Task requirements |
Return all the entries exactly. No pictures.

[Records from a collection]
—————

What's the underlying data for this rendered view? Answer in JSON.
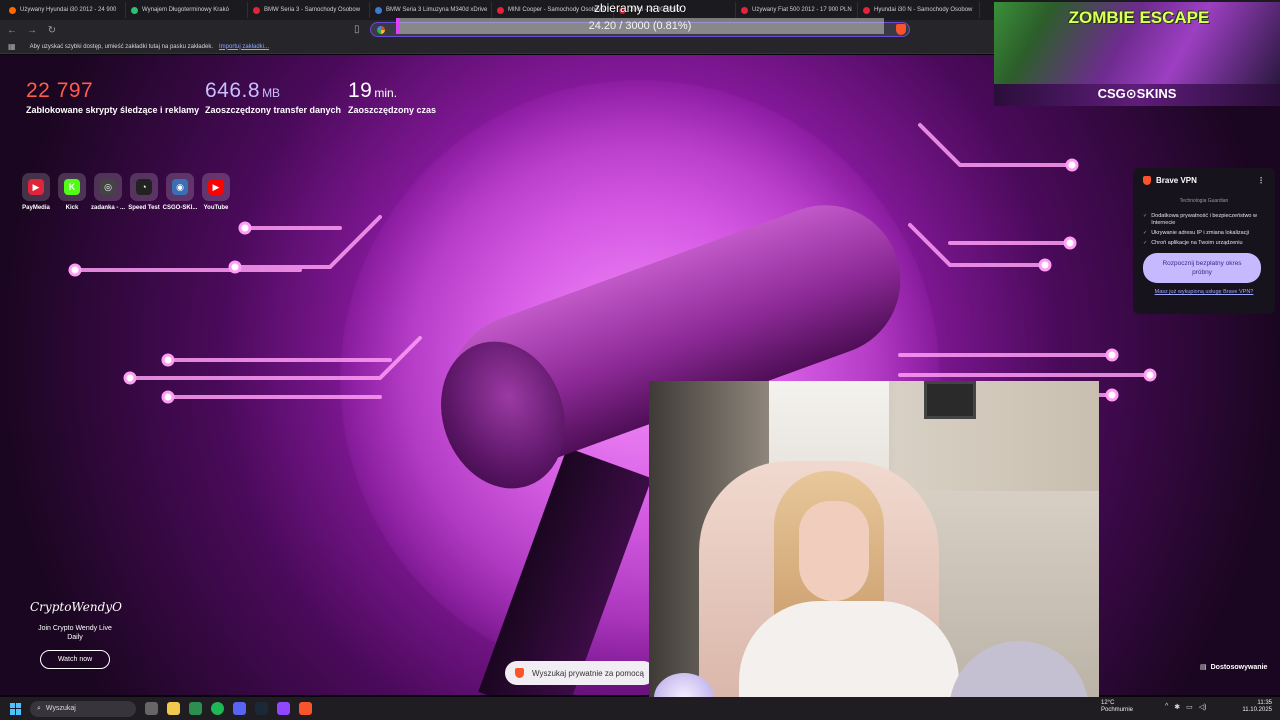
{
  "browser": {
    "tabs": [
      {
        "label": "Używany Hyundai i30 2012 - 24 900",
        "color": "#ff6a00"
      },
      {
        "label": "Wynajem Długoterminowy Krakó",
        "color": "#2fbf71"
      },
      {
        "label": "BMW Seria 3 - Samochody Osobow",
        "color": "#e0243a"
      },
      {
        "label": "BMW Seria 3 Limuzyna M340d xDrive",
        "color": "#3a7bd5"
      },
      {
        "label": "MINI Cooper - Samochody Osobowe",
        "color": "#e0243a"
      },
      {
        "label": "2008 - 20 000 PLN",
        "color": "#e0243a"
      },
      {
        "label": "Używany Fiat 500 2012 - 17 900 PLN",
        "color": "#e0243a"
      },
      {
        "label": "Hyundai i30 N - Samochody Osobow",
        "color": "#e0243a"
      }
    ],
    "bookmarks_text": "Aby uzyskać szybki dostęp, umieść zakładki tutaj na pasku zakładek.",
    "bookmarks_link": "Importuj zakładki..."
  },
  "overlay": {
    "goal_title": "zbieramy na auto",
    "goal_text": "24.20 / 3000 (0.81%)",
    "goal_fraction": 0.0081
  },
  "ntp": {
    "stats": [
      {
        "value": "22 797",
        "unit": "",
        "label": "Zablokowane skrypty śledzące i reklamy",
        "color": "#ff5c4d"
      },
      {
        "value": "646.8",
        "unit": "MB",
        "label": "Zaoszczędzony transfer danych",
        "color": "#c9bfff"
      },
      {
        "value": "19",
        "unit": "min.",
        "label": "Zaoszczędzony czas",
        "color": "#ffffff"
      }
    ],
    "tiles": [
      {
        "label": "PayMedia",
        "glyph": "▶",
        "color": "#e0243a"
      },
      {
        "label": "Kick",
        "glyph": "K",
        "color": "#53fc18"
      },
      {
        "label": "zadanka - ...",
        "glyph": "◎",
        "color": "#444444"
      },
      {
        "label": "Speed Test",
        "glyph": "◔",
        "color": "#222222"
      },
      {
        "label": "CSGO-SKI...",
        "glyph": "◉",
        "color": "#3a6fb5"
      },
      {
        "label": "YouTube",
        "glyph": "▶",
        "color": "#ff0000"
      }
    ],
    "sponsor_logo": "CryptoWendyO",
    "sponsor_sub": "Join Crypto Wendy Live Daily",
    "sponsor_button": "Watch now",
    "search_placeholder": "Wyszukaj prywatnie za pomocą",
    "customize": "Dostosowywanie"
  },
  "vpn": {
    "title": "Brave VPN",
    "tech": "Technologia Guardian",
    "features": [
      "Dodatkowa prywatność i bezpieczeństwo w Internecie",
      "Ukrywanie adresu IP i zmiana lokalizacji",
      "Chroń aplikacje na Twoim urządzeniu"
    ],
    "cta": "Rozpocznij bezpłatny okres próbny",
    "already": "Masz już wykupioną usługę Brave VPN?"
  },
  "ad": {
    "title": "ZOMBIE ESCAPE",
    "brand": "CSG⊙SKINS"
  },
  "taskbar": {
    "search": "Wyszukaj",
    "weather_temp": "12°C",
    "weather_desc": "Pochmurnie",
    "time": "11:35",
    "date": "11.10.2025"
  }
}
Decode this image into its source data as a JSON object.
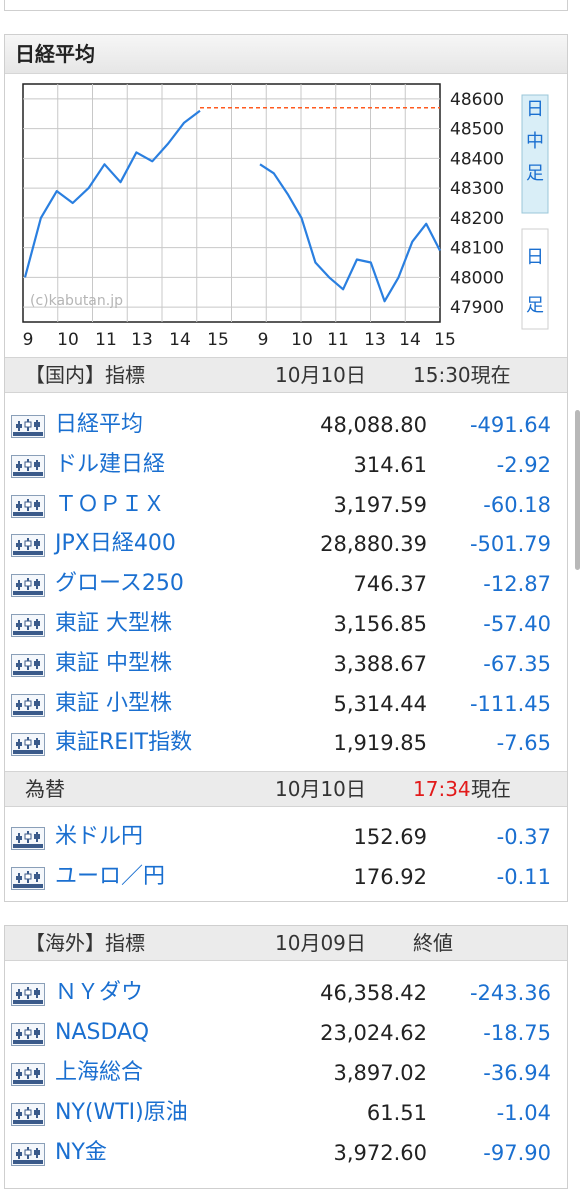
{
  "nikkei_panel": {
    "title": "日経平均",
    "chart": {
      "watermark": "(c)kabutan.jp",
      "right_labels": [
        "日",
        "中",
        "足",
        "日",
        "足"
      ],
      "y_ticks": [
        "48600",
        "48500",
        "48400",
        "48300",
        "48200",
        "48100",
        "48000",
        "47900"
      ],
      "x_ticks_left": [
        "9",
        "10",
        "11",
        "13",
        "14",
        "15"
      ],
      "x_ticks_right": [
        "9",
        "10",
        "11",
        "13",
        "14",
        "15"
      ]
    },
    "chart_data": {
      "type": "line",
      "ylim": [
        47850,
        48650
      ],
      "reference_line": 48570,
      "series": [
        {
          "values": [
            48000,
            48200,
            48290,
            48250,
            48300,
            48380,
            48320,
            48420,
            48390,
            48450,
            48520,
            48560
          ]
        },
        {
          "values": [
            48380,
            48350,
            48280,
            48200,
            48050,
            48000,
            47960,
            48060,
            48050,
            47920,
            48000,
            48120,
            48180,
            48090
          ]
        }
      ]
    },
    "domestic_header": {
      "label": "【国内】指標",
      "date": "10月10日",
      "time": "15:30現在"
    },
    "domestic_rows": [
      {
        "name": "日経平均",
        "value": "48,088.80",
        "change": "-491.64"
      },
      {
        "name": "ドル建日経",
        "value": "314.61",
        "change": "-2.92"
      },
      {
        "name": "ＴＯＰＩＸ",
        "value": "3,197.59",
        "change": "-60.18"
      },
      {
        "name": "JPX日経400",
        "value": "28,880.39",
        "change": "-501.79"
      },
      {
        "name": "グロース250",
        "value": "746.37",
        "change": "-12.87"
      },
      {
        "name": "東証 大型株",
        "value": "3,156.85",
        "change": "-57.40"
      },
      {
        "name": "東証 中型株",
        "value": "3,388.67",
        "change": "-67.35"
      },
      {
        "name": "東証 小型株",
        "value": "5,314.44",
        "change": "-111.45"
      },
      {
        "name": "東証REIT指数",
        "value": "1,919.85",
        "change": "-7.65"
      }
    ],
    "fx_header": {
      "label": "為替",
      "date": "10月10日",
      "time": "17:34",
      "suffix": "現在"
    },
    "fx_rows": [
      {
        "name": "米ドル円",
        "value": "152.69",
        "change": "-0.37"
      },
      {
        "name": "ユーロ／円",
        "value": "176.92",
        "change": "-0.11"
      }
    ]
  },
  "overseas_panel": {
    "header": {
      "label": "【海外】指標",
      "date": "10月09日",
      "time": "終値"
    },
    "rows": [
      {
        "name": "ＮＹダウ",
        "value": "46,358.42",
        "change": "-243.36"
      },
      {
        "name": "NASDAQ",
        "value": "23,024.62",
        "change": "-18.75"
      },
      {
        "name": "上海総合",
        "value": "3,897.02",
        "change": "-36.94"
      },
      {
        "name": "NY(WTI)原油",
        "value": "61.51",
        "change": "-1.04"
      },
      {
        "name": "NY金",
        "value": "3,972.60",
        "change": "-97.90"
      }
    ]
  },
  "colors": {
    "link": "#1a6fd0",
    "line": "#2a7fe0",
    "ref_line": "#ff5a1f",
    "time_red": "#e21a1a"
  }
}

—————

Solution to this task |
What's the underlying data for this rendered view? Answer in JSON.
{
  "browser": {
    "tabs": [
      {
        "label": "Używany Hyundai i30 2012 - 24 900",
        "color": "#ff6a00"
      },
      {
        "label": "Wynajem Długoterminowy Krakó",
        "color": "#2fbf71"
      },
      {
        "label": "BMW Seria 3 - Samochody Osobow",
        "color": "#e0243a"
      },
      {
        "label": "BMW Seria 3 Limuzyna M340d xDrive",
        "color": "#3a7bd5"
      },
      {
        "label": "MINI Cooper - Samochody Osobowe",
        "color": "#e0243a"
      },
      {
        "label": "2008 - 20 000 PLN",
        "color": "#e0243a"
      },
      {
        "label": "Używany Fiat 500 2012 - 17 900 PLN",
        "color": "#e0243a"
      },
      {
        "label": "Hyundai i30 N - Samochody Osobow",
        "color": "#e0243a"
      }
    ],
    "bookmarks_text": "Aby uzyskać szybki dostęp, umieść zakładki tutaj na pasku zakładek.",
    "bookmarks_link": "Importuj zakładki..."
  },
  "overlay": {
    "goal_title": "zbieramy na auto",
    "goal_text": "24.20 / 3000 (0.81%)",
    "goal_fraction": 0.0081
  },
  "ntp": {
    "stats": [
      {
        "value": "22 797",
        "unit": "",
        "label": "Zablokowane skrypty śledzące i reklamy",
        "color": "#ff5c4d"
      },
      {
        "value": "646.8",
        "unit": "MB",
        "label": "Zaoszczędzony transfer danych",
        "color": "#c9bfff"
      },
      {
        "value": "19",
        "unit": "min.",
        "label": "Zaoszczędzony czas",
        "color": "#ffffff"
      }
    ],
    "tiles": [
      {
        "label": "PayMedia",
        "glyph": "▶",
        "color": "#e0243a"
      },
      {
        "label": "Kick",
        "glyph": "K",
        "color": "#53fc18"
      },
      {
        "label": "zadanka - ...",
        "glyph": "◎",
        "color": "#444444"
      },
      {
        "label": "Speed Test",
        "glyph": "◔",
        "color": "#222222"
      },
      {
        "label": "CSGO-SKI...",
        "glyph": "◉",
        "color": "#3a6fb5"
      },
      {
        "label": "YouTube",
        "glyph": "▶",
        "color": "#ff0000"
      }
    ],
    "sponsor_logo": "CryptoWendyO",
    "sponsor_sub": "Join Crypto Wendy Live Daily",
    "sponsor_button": "Watch now",
    "search_placeholder": "Wyszukaj prywatnie za pomocą",
    "customize": "Dostosowywanie"
  },
  "vpn": {
    "title": "Brave VPN",
    "tech": "Technologia Guardian",
    "features": [
      "Dodatkowa prywatność i bezpieczeństwo w Internecie",
      "Ukrywanie adresu IP i zmiana lokalizacji",
      "Chroń aplikacje na Twoim urządzeniu"
    ],
    "cta": "Rozpocznij bezpłatny okres próbny",
    "already": "Masz już wykupioną usługę Brave VPN?"
  },
  "ad": {
    "title": "ZOMBIE ESCAPE",
    "brand": "CSG⊙SKINS"
  },
  "taskbar": {
    "search": "Wyszukaj",
    "weather_temp": "12°C",
    "weather_desc": "Pochmurnie",
    "time": "11:35",
    "date": "11.10.2025"
  }
}
Decode this image into its source data as a JSON object.
{
  "nikkei_panel": {
    "title": "日経平均",
    "chart": {
      "watermark": "(c)kabutan.jp",
      "right_labels": [
        "日",
        "中",
        "足",
        "日",
        "足"
      ],
      "y_ticks": [
        "48600",
        "48500",
        "48400",
        "48300",
        "48200",
        "48100",
        "48000",
        "47900"
      ],
      "x_ticks_left": [
        "9",
        "10",
        "11",
        "13",
        "14",
        "15"
      ],
      "x_ticks_right": [
        "9",
        "10",
        "11",
        "13",
        "14",
        "15"
      ]
    },
    "chart_data": {
      "type": "line",
      "ylim": [
        47850,
        48650
      ],
      "reference_line": 48570,
      "series": [
        {
          "values": [
            48000,
            48200,
            48290,
            48250,
            48300,
            48380,
            48320,
            48420,
            48390,
            48450,
            48520,
            48560
          ]
        },
        {
          "values": [
            48380,
            48350,
            48280,
            48200,
            48050,
            48000,
            47960,
            48060,
            48050,
            47920,
            48000,
            48120,
            48180,
            48090
          ]
        }
      ]
    },
    "domestic_header": {
      "label": "【国内】指標",
      "date": "10月10日",
      "time": "15:30現在"
    },
    "domestic_rows": [
      {
        "name": "日経平均",
        "value": "48,088.80",
        "change": "-491.64"
      },
      {
        "name": "ドル建日経",
        "value": "314.61",
        "change": "-2.92"
      },
      {
        "name": "ＴＯＰＩＸ",
        "value": "3,197.59",
        "change": "-60.18"
      },
      {
        "name": "JPX日経400",
        "value": "28,880.39",
        "change": "-501.79"
      },
      {
        "name": "グロース250",
        "value": "746.37",
        "change": "-12.87"
      },
      {
        "name": "東証 大型株",
        "value": "3,156.85",
        "change": "-57.40"
      },
      {
        "name": "東証 中型株",
        "value": "3,388.67",
        "change": "-67.35"
      },
      {
        "name": "東証 小型株",
        "value": "5,314.44",
        "change": "-111.45"
      },
      {
        "name": "東証REIT指数",
        "value": "1,919.85",
        "change": "-7.65"
      }
    ],
    "fx_header": {
      "label": "為替",
      "date": "10月10日",
      "time": "17:34",
      "suffix": "現在"
    },
    "fx_rows": [
      {
        "name": "米ドル円",
        "value": "152.69",
        "change": "-0.37"
      },
      {
        "name": "ユーロ／円",
        "value": "176.92",
        "change": "-0.11"
      }
    ]
  },
  "overseas_panel": {
    "header": {
      "label": "【海外】指標",
      "date": "10月09日",
      "time": "終値"
    },
    "rows": [
      {
        "name": "ＮＹダウ",
        "value": "46,358.42",
        "change": "-243.36"
      },
      {
        "name": "NASDAQ",
        "value": "23,024.62",
        "change": "-18.75"
      },
      {
        "name": "上海総合",
        "value": "3,897.02",
        "change": "-36.94"
      },
      {
        "name": "NY(WTI)原油",
        "value": "61.51",
        "change": "-1.04"
      },
      {
        "name": "NY金",
        "value": "3,972.60",
        "change": "-97.90"
      }
    ]
  },
  "colors": {
    "link": "#1a6fd0",
    "line": "#2a7fe0",
    "ref_line": "#ff5a1f",
    "time_red": "#e21a1a"
  }
}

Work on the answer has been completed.